(Exercise): Gather each line of the entries below that includes "Baud".

[Stored data]
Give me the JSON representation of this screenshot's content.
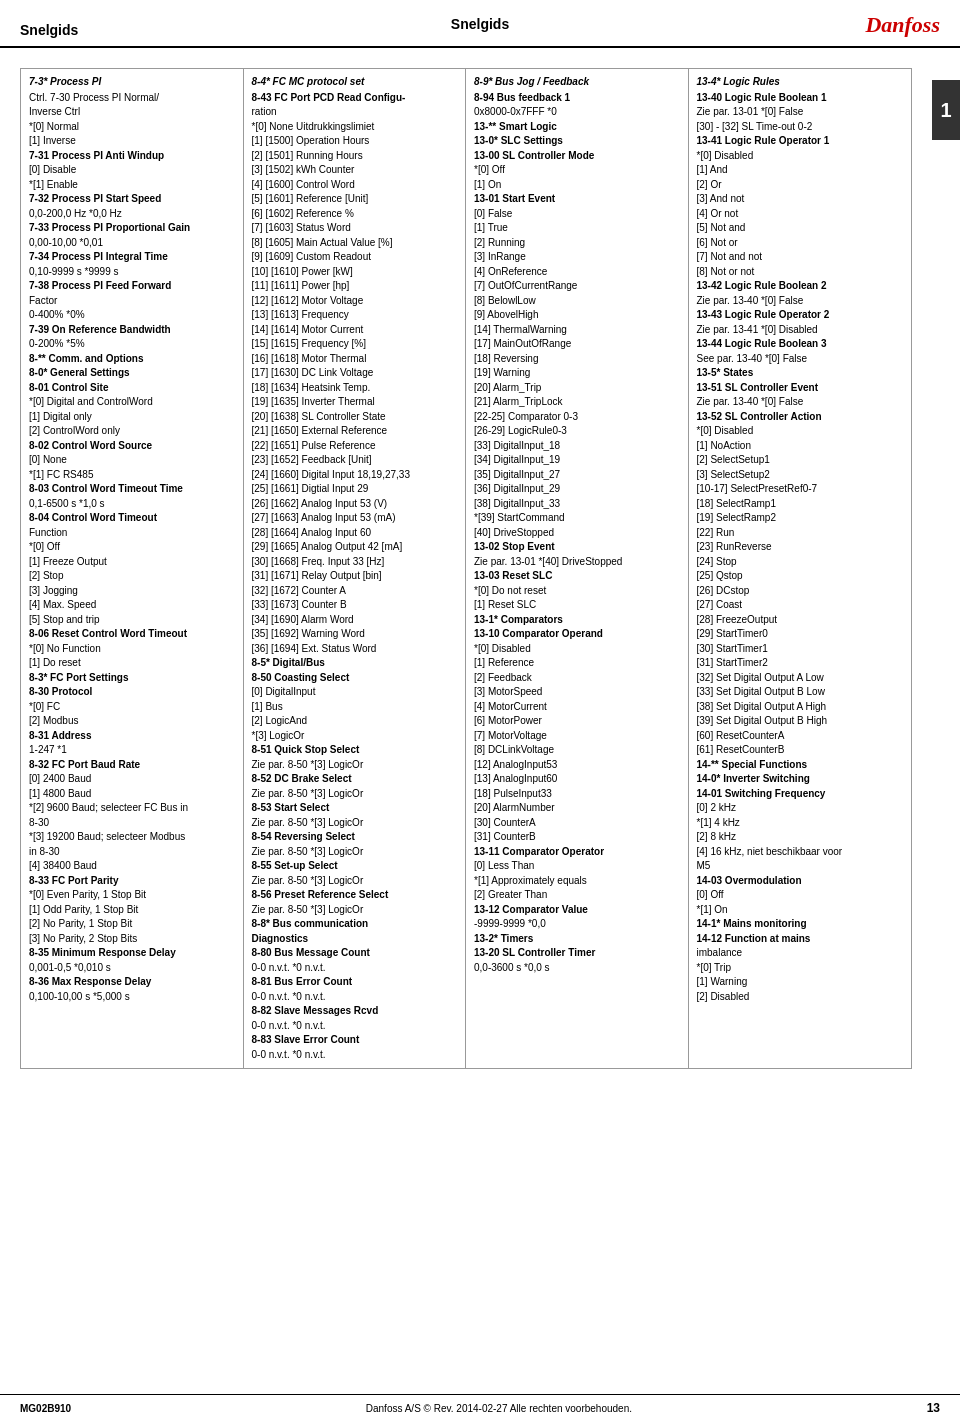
{
  "header": {
    "left_title": "Snelgids",
    "center_title": "Snelgids",
    "logo": "Danfoss"
  },
  "side_tab": {
    "label": "1"
  },
  "footer": {
    "left": "MG02B910",
    "center": "Danfoss A/S © Rev. 2014-02-27 Alle rechten voorbehouden.",
    "right": "13"
  },
  "columns": [
    {
      "sections": [
        {
          "title": "7-3* Process PI",
          "lines": [
            "Ctrl. 7-30 Process PI Normal/",
            "Inverse Ctrl",
            "*[0] Normal",
            "[1] Inverse",
            "7-31 Process PI Anti Windup",
            "[0] Disable",
            "*[1] Enable",
            "7-32 Process PI Start Speed",
            "0,0-200,0 Hz *0,0 Hz",
            "7-33 Process PI Proportional Gain",
            "0,00-10,00 *0,01",
            "7-34 Process PI Integral Time",
            "0,10-9999 s *9999 s",
            "7-38 Process PI Feed Forward",
            "Factor",
            "0-400% *0%",
            "7-39 On Reference Bandwidth",
            "0-200% *5%",
            "8-** Comm. and Options",
            "8-0* General Settings",
            "8-01 Control Site",
            "*[0] Digital and ControlWord",
            "[1] Digital only",
            "[2] ControlWord only",
            "8-02 Control Word Source",
            "[0] None",
            "*[1] FC RS485",
            "8-03 Control Word Timeout Time",
            "0,1-6500 s *1,0 s",
            "8-04 Control Word Timeout",
            "Function",
            "*[0] Off",
            "[1] Freeze Output",
            "[2] Stop",
            "[3] Jogging",
            "[4] Max. Speed",
            "[5] Stop and trip",
            "8-06 Reset Control Word Timeout",
            "*[0] No Function",
            "[1] Do reset",
            "8-3* FC Port Settings",
            "8-30 Protocol",
            "*[0] FC",
            "[2] Modbus",
            "8-31 Address",
            "1-247 *1",
            "8-32 FC Port Baud Rate",
            "[0] 2400 Baud",
            "[1] 4800 Baud",
            "*[2] 9600 Baud; selecteer FC Bus in",
            "8-30",
            "*[3] 19200 Baud; selecteer Modbus",
            "in 8-30",
            "[4] 38400 Baud",
            "8-33 FC Port Parity",
            "*[0] Even Parity, 1 Stop Bit",
            "[1] Odd Parity, 1 Stop Bit",
            "[2] No Parity, 1 Stop Bit",
            "[3] No Parity, 2 Stop Bits",
            "8-35 Minimum Response Delay",
            "0,001-0,5 *0,010 s",
            "8-36 Max Response Delay",
            "0,100-10,00 s *5,000 s"
          ]
        }
      ]
    },
    {
      "sections": [
        {
          "title": "8-4* FC MC protocol set",
          "lines": [
            "8-43 FC Port PCD Read Configu-",
            "ration",
            "*[0] None Uitdrukkingslimiet",
            "[1] [1500] Operation Hours",
            "[2] [1501] Running Hours",
            "[3] [1502] kWh Counter",
            "[4] [1600] Control Word",
            "[5] [1601] Reference [Unit]",
            "[6] [1602] Reference %",
            "[7] [1603] Status Word",
            "[8] [1605] Main Actual Value [%]",
            "[9] [1609] Custom Readout",
            "[10] [1610] Power [kW]",
            "[11] [1611] Power [hp]",
            "[12] [1612] Motor Voltage",
            "[13] [1613] Frequency",
            "[14] [1614] Motor Current",
            "[15] [1615] Frequency [%]",
            "[16] [1618] Motor Thermal",
            "[17] [1630] DC Link Voltage",
            "[18] [1634] Heatsink Temp.",
            "[19] [1635] Inverter Thermal",
            "[20] [1638] SL Controller State",
            "[21] [1650] External Reference",
            "[22] [1651] Pulse Reference",
            "[23] [1652] Feedback [Unit]",
            "[24] [1660] Digital Input 18,19,27,33",
            "[25] [1661] Digtial Input 29",
            "[26] [1662] Analog Input 53 (V)",
            "[27] [1663] Analog Input 53 (mA)",
            "[28] [1664] Analog Input 60",
            "[29] [1665] Analog Output 42 [mA]",
            "[30] [1668] Freq. Input 33 [Hz]",
            "[31] [1671] Relay Output [bin]",
            "[32] [1672] Counter A",
            "[33] [1673] Counter B",
            "[34] [1690] Alarm Word",
            "[35] [1692] Warning Word",
            "[36] [1694] Ext. Status Word",
            "8-5* Digital/Bus",
            "8-50 Coasting Select",
            "[0] DigitalInput",
            "[1] Bus",
            "[2] LogicAnd",
            "*[3] LogicOr",
            "8-51 Quick Stop Select",
            "Zie par. 8-50 *[3] LogicOr",
            "8-52 DC Brake Select",
            "Zie par. 8-50 *[3] LogicOr",
            "8-53 Start Select",
            "Zie par. 8-50 *[3] LogicOr",
            "8-54 Reversing Select",
            "Zie par. 8-50 *[3] LogicOr",
            "8-55 Set-up Select",
            "Zie par. 8-50 *[3] LogicOr",
            "8-56 Preset Reference Select",
            "Zie par. 8-50 *[3] LogicOr",
            "8-8* Bus communication",
            "Diagnostics",
            "8-80 Bus Message Count",
            "0-0 n.v.t. *0 n.v.t.",
            "8-81 Bus Error Count",
            "0-0 n.v.t. *0 n.v.t.",
            "8-82 Slave Messages Rcvd",
            "0-0 n.v.t. *0 n.v.t.",
            "8-83 Slave Error Count",
            "0-0 n.v.t. *0 n.v.t."
          ]
        }
      ]
    },
    {
      "sections": [
        {
          "title": "8-9* Bus Jog / Feedback",
          "lines": [
            "8-94 Bus feedback 1",
            "0x8000-0x7FFF *0",
            "13-** Smart Logic",
            "13-0* SLC Settings",
            "13-00 SL Controller Mode",
            "*[0] Off",
            "[1] On",
            "13-01 Start Event",
            "[0] False",
            "[1] True",
            "[2] Running",
            "[3] InRange",
            "[4] OnReference",
            "[7] OutOfCurrentRange",
            "[8] BelowlLow",
            "[9] AbovelHigh",
            "[14] ThermalWarning",
            "[17] MainOutOfRange",
            "[18] Reversing",
            "[19] Warning",
            "[20] Alarm_Trip",
            "[21] Alarm_TripLock",
            "[22-25] Comparator 0-3",
            "[26-29] LogicRule0-3",
            "[33] DigitalInput_18",
            "[34] DigitalInput_19",
            "[35] DigitalInput_27",
            "[36] DigitalInput_29",
            "[38] DigitalInput_33",
            "*[39] StartCommand",
            "[40] DriveStopped",
            "13-02 Stop Event",
            "Zie par. 13-01 *[40] DriveStopped",
            "13-03 Reset SLC",
            "*[0] Do not reset",
            "[1] Reset SLC",
            "13-1* Comparators",
            "13-10 Comparator Operand",
            "*[0] Disabled",
            "[1] Reference",
            "[2] Feedback",
            "[3] MotorSpeed",
            "[4] MotorCurrent",
            "[6] MotorPower",
            "[7] MotorVoltage",
            "[8] DCLinkVoltage",
            "[12] AnalogInput53",
            "[13] AnalogInput60",
            "[18] PulseInput33",
            "[20] AlarmNumber",
            "[30] CounterA",
            "[31] CounterB",
            "13-11 Comparator Operator",
            "[0] Less Than",
            "*[1] Approximately equals",
            "[2] Greater Than",
            "13-12 Comparator Value",
            "-9999-9999 *0,0",
            "13-2* Timers",
            "13-20 SL Controller Timer",
            "0,0-3600 s *0,0 s"
          ]
        }
      ]
    },
    {
      "sections": [
        {
          "title": "13-4* Logic Rules",
          "lines": [
            "13-40 Logic Rule Boolean 1",
            "Zie par. 13-01 *[0] False",
            "[30] - [32] SL Time-out 0-2",
            "13-41 Logic Rule Operator 1",
            "*[0] Disabled",
            "[1] And",
            "[2] Or",
            "[3] And not",
            "[4] Or not",
            "[5] Not and",
            "[6] Not or",
            "[7] Not and not",
            "[8] Not or not",
            "13-42 Logic Rule Boolean 2",
            "Zie par. 13-40 *[0] False",
            "13-43 Logic Rule Operator 2",
            "Zie par. 13-41 *[0] Disabled",
            "13-44 Logic Rule Boolean 3",
            "See par. 13-40 *[0] False",
            "13-5* States",
            "13-51 SL Controller Event",
            "Zie par. 13-40 *[0] False",
            "13-52 SL Controller Action",
            "*[0] Disabled",
            "[1] NoAction",
            "[2] SelectSetup1",
            "[3] SelectSetup2",
            "[10-17] SelectPresetRef0-7",
            "[18] SelectRamp1",
            "[19] SelectRamp2",
            "[22] Run",
            "[23] RunReverse",
            "[24] Stop",
            "[25] Qstop",
            "[26] DCstop",
            "[27] Coast",
            "[28] FreezeOutput",
            "[29] StartTimer0",
            "[30] StartTimer1",
            "[31] StartTimer2",
            "[32] Set Digital Output A Low",
            "[33] Set Digital Output B Low",
            "[38] Set Digital Output A High",
            "[39] Set Digital Output B High",
            "[60] ResetCounterA",
            "[61] ResetCounterB",
            "14-** Special Functions",
            "14-0* Inverter Switching",
            "14-01 Switching Frequency",
            "[0] 2 kHz",
            "*[1] 4 kHz",
            "[2] 8 kHz",
            "[4] 16 kHz, niet beschikbaar voor",
            "M5",
            "14-03 Overmodulation",
            "[0] Off",
            "*[1] On",
            "14-1* Mains monitoring",
            "14-12 Function at mains",
            "imbalance",
            "*[0] Trip",
            "[1] Warning",
            "[2] Disabled"
          ]
        }
      ]
    }
  ]
}
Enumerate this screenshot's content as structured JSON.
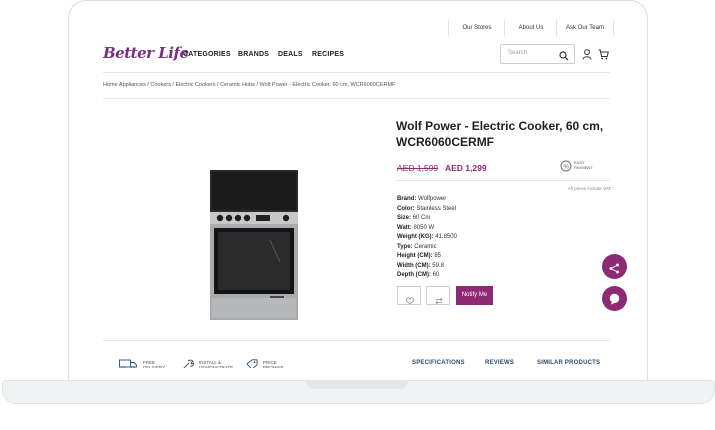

(Response to this exercise):
            "8-32 FC Port Baud Rate",
            "[0] 2400 Baud",
            "[1] 4800 Baud",
            "*[2] 9600 Baud; selecteer FC Bus in",
            "*[3] 19200 Baud; selecteer Modbus",
            "[4] 38400 Baud",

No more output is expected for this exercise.